This was a wonderful, and surprisingly robust, finding. Plus, from the 2008 Health Survey of England dataset on ~14,000 adults, in which more food intake information was recorded:
“the existence of a fruit-and-vegetable gradient in mental well-being is unaffected by the inclusion of variables for the consumption of fish, meat and alcohol. For example … those consuming 6–7 portions of fruit and vegetables have the best mental health. … The meat and fish dummy variables are not as strong in a well-being equation as might have been anticipated. Eating no fish whatsoever, however, is associated with worse mental well-being. We tried various specifications, and all of them left the fruit-and-vegetable gradient essentially unaffected.”
This sounds to me like an endorsement of a Mediterranean diet!
As with all observational data, the primary conclusion to take from these analyses is to call for a clinical trial where the connection between fruit and vegetable consumption and happiness can be tested in a randomized, controlled environment. This is unlikely to happen … ever. In the absence of this, it seems prudent for policy makers to embrace the 5-servings of fruits and vegetables recommendations in today’s USDA guidelines as a true minimum and to encourage more.
On the opposite end of the study size spectrum are a nice series of small studies conducted by professor Tamlin S. Conner at the University of Otago in New Zealand. What is so nice about these studies is her apparent acceptance that the literature has well demonstrated the association of fruit and vegetable consumption with markers of well-being such as happiness and life satisfaction. Her studies take it further to test whether fruit and vegetable intake is “associated with greater eudaemonic well-being – a state of flourishing characterized by feelings of engagement, meaning, and purpose in life.”
In one recent study, 405 young adults completed an online daily diary for nearly two weeks, recording not only the foods they ate – specifically fruit, vegetables, sweets, and chips – and their eudaemonic well-being – curiosity, creativity, positive and negative affects:
“Young adults who ate more FV (ie, fruit and vegetables) reported higher average eudaemonic well-being, more intense feelings of curiosity, and greater creativity compared to young adults who ate less FV. On days when young adults ate more FV, they reported greater eudaemonic well-being, curiosity, and creativity compared to days when they ate less FV. FV consumption also predicted higher positive affect, which mostly did not account for the associations between FV and the other well-being variables.”
Similarly, another small study found that eating fruits and vegetables promoted emotional well-being among otherwise healthy young people.
Taken together, it would appear that the literature supports the thesis that a healthy diet that includes a generous amount of fruits and vegetables not only decreases the risks of heart disease, diabetes and many cancers, but also supports a greater sense of well-being, happiness and curiosity.
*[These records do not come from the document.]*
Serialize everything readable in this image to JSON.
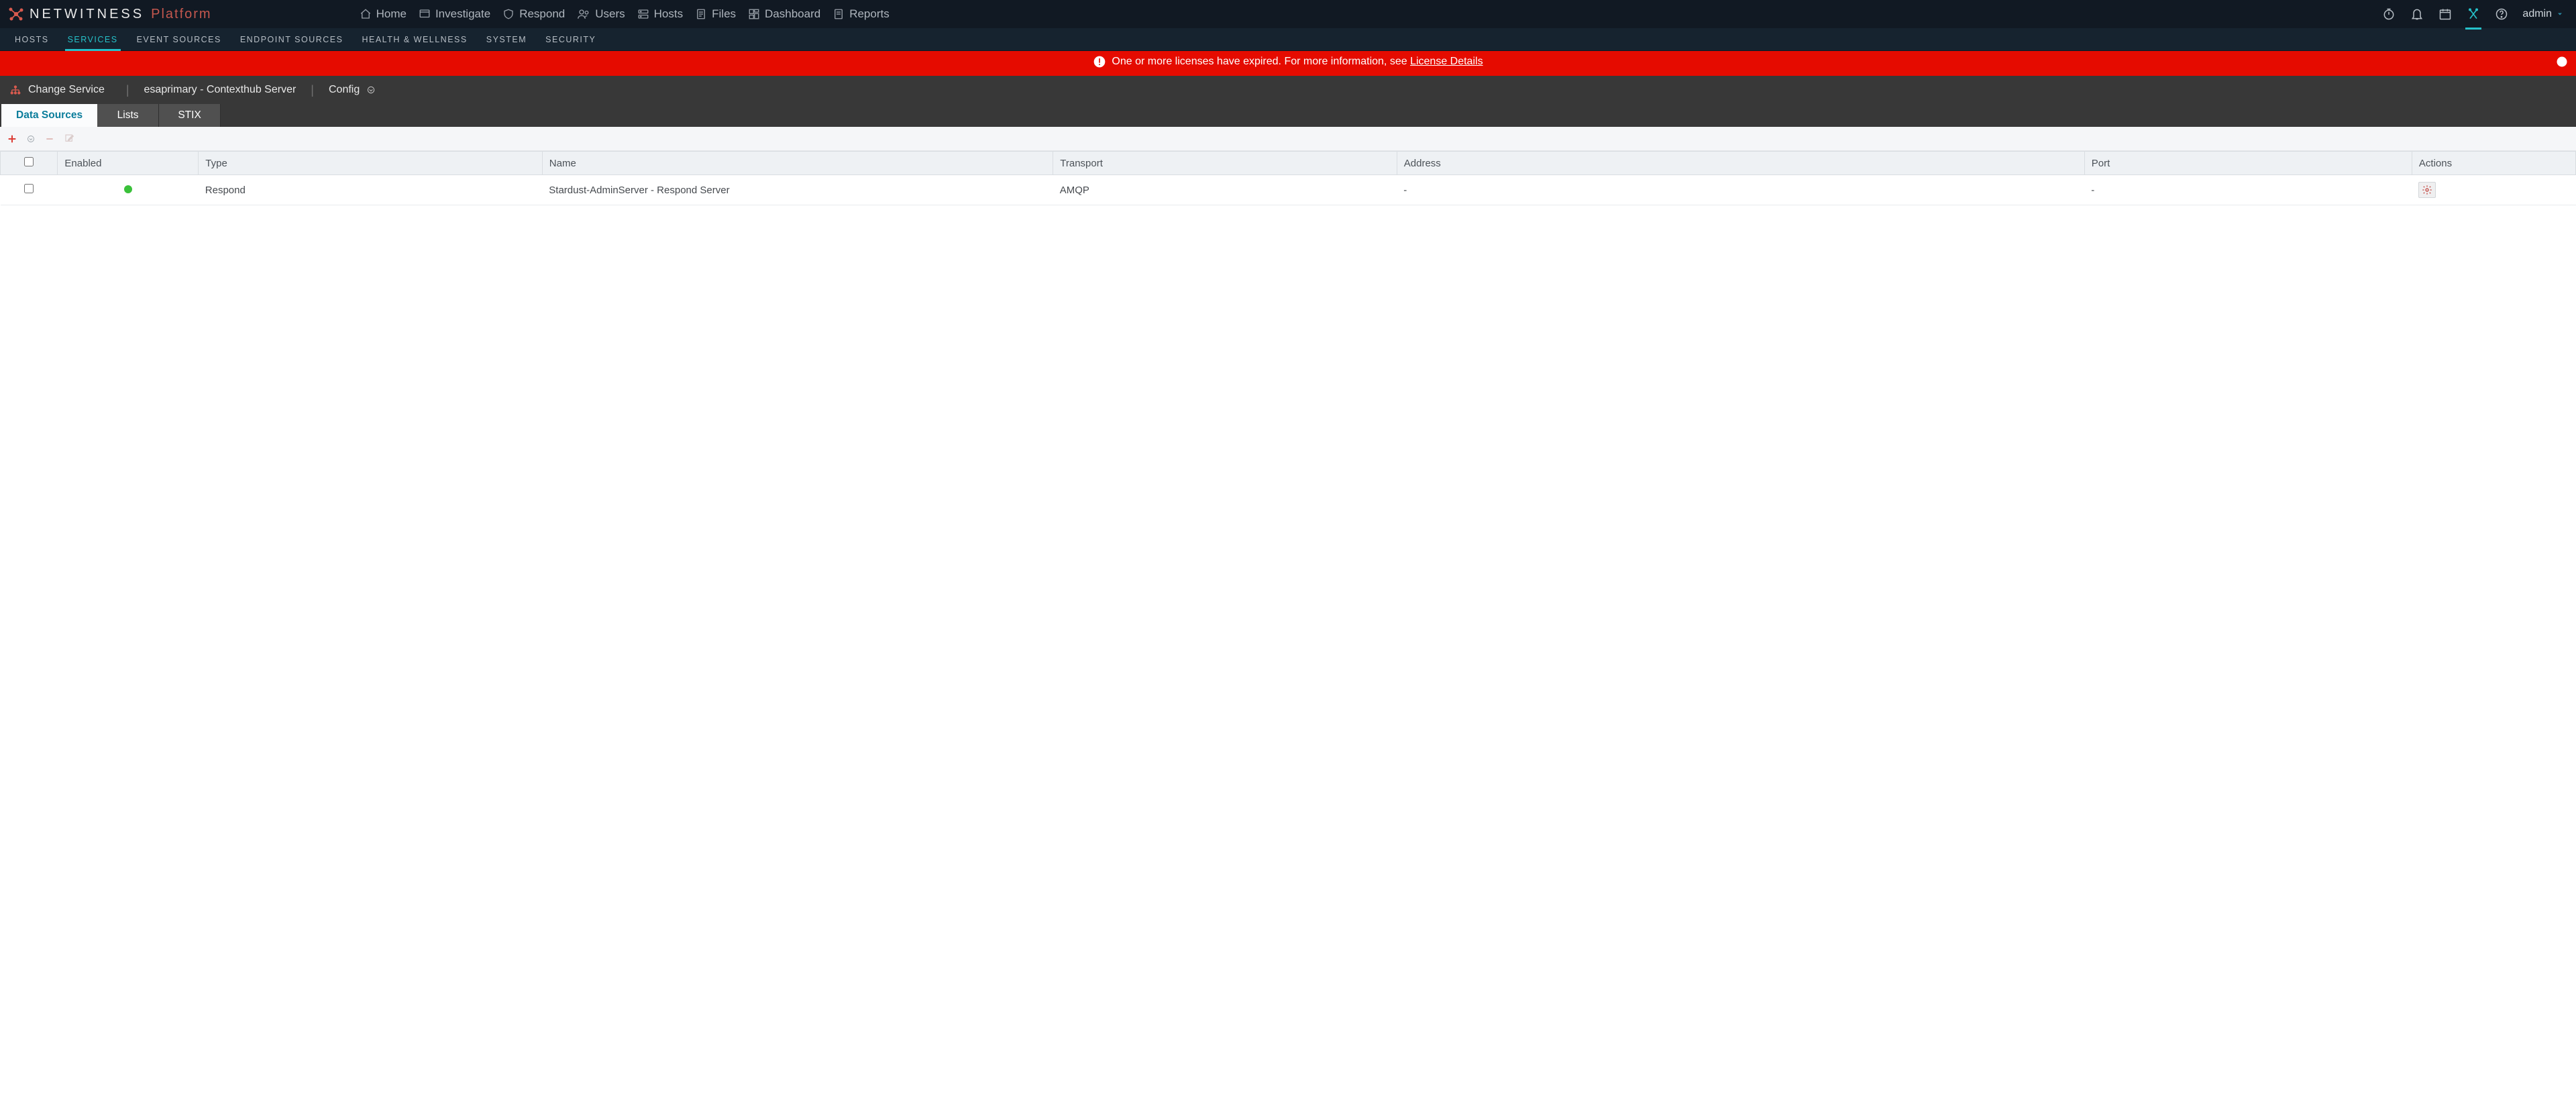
{
  "brand": {
    "name": "NETWITNESS",
    "suffix": "Platform"
  },
  "topnav": {
    "home": "Home",
    "investigate": "Investigate",
    "respond": "Respond",
    "users": "Users",
    "hosts": "Hosts",
    "files": "Files",
    "dashboard": "Dashboard",
    "reports": "Reports"
  },
  "user": {
    "name": "admin"
  },
  "subnav": {
    "hosts": "HOSTS",
    "services": "SERVICES",
    "event_sources": "EVENT SOURCES",
    "endpoint_sources": "ENDPOINT SOURCES",
    "health": "HEALTH & WELLNESS",
    "system": "SYSTEM",
    "security": "SECURITY"
  },
  "alert": {
    "text": "One or more licenses have expired. For more information, see ",
    "link": "License Details"
  },
  "context": {
    "change_service": "Change Service",
    "service_name": "esaprimary - Contexthub Server",
    "page": "Config"
  },
  "tabs": {
    "data_sources": "Data Sources",
    "lists": "Lists",
    "stix": "STIX"
  },
  "columns": {
    "enabled": "Enabled",
    "type": "Type",
    "name": "Name",
    "transport": "Transport",
    "address": "Address",
    "port": "Port",
    "actions": "Actions"
  },
  "rows": [
    {
      "enabled": true,
      "type": "Respond",
      "name": "Stardust-AdminServer - Respond Server",
      "transport": "AMQP",
      "address": "-",
      "port": "-"
    }
  ]
}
These latter effects are not consistent with a loss of pleasure or with significant hardships – quite the opposite. This should, I would argue, represent a plus column in the benefits equation that increases the total expected benefits of food and menu labeling while decreasing the expenditures associated with instituting such a system. Therefore, I offer this alternative to Table 14 on page 92 of the Final Regulatory Impact Analysis, in which I substitute a hypothetical Eudaemonic Score for consumer surplus: